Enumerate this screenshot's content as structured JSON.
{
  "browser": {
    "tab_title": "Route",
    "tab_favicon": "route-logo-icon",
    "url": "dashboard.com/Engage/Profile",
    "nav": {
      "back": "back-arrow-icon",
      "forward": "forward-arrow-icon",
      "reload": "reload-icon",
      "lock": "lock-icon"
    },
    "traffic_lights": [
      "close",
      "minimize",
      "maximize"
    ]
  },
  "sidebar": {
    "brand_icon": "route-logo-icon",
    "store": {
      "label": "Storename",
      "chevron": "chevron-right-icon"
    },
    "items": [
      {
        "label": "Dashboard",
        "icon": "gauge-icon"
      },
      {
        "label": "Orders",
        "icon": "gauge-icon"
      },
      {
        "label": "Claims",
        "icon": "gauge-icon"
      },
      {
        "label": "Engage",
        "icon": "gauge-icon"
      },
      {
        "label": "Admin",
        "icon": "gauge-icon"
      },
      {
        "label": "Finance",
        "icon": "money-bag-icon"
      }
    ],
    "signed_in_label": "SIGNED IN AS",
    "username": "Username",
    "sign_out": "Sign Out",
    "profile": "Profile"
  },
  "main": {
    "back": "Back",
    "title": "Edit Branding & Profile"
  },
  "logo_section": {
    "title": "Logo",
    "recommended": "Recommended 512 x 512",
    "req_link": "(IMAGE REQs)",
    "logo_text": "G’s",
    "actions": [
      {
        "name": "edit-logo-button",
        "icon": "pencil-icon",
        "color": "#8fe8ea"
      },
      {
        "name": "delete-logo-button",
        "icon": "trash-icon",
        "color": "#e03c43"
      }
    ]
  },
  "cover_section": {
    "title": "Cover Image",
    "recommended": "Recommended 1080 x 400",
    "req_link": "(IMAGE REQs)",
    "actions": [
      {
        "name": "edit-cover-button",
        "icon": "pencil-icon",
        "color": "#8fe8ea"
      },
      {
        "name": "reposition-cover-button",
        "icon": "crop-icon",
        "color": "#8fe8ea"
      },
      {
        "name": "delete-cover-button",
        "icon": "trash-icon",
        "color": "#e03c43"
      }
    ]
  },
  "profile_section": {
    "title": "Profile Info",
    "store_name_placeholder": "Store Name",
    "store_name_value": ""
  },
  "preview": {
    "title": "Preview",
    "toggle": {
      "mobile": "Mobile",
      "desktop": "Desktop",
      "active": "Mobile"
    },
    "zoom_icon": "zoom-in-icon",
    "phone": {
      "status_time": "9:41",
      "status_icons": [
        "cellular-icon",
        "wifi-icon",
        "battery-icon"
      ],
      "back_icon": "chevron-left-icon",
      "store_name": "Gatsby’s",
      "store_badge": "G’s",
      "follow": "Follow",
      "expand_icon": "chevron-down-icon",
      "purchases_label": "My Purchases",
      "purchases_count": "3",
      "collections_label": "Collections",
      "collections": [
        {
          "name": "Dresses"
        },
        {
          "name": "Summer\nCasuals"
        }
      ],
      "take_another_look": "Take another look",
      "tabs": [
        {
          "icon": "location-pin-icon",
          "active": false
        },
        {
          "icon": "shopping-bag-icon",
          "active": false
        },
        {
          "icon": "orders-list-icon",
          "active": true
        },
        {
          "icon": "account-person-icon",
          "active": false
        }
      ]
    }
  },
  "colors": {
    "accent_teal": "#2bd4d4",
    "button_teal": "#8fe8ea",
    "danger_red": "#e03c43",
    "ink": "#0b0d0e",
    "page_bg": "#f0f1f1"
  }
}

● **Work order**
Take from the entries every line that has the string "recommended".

● **Task solution**
    "recommended": "Recommended 512 x 512",
    "recommended": "Recommended 1080 x 400",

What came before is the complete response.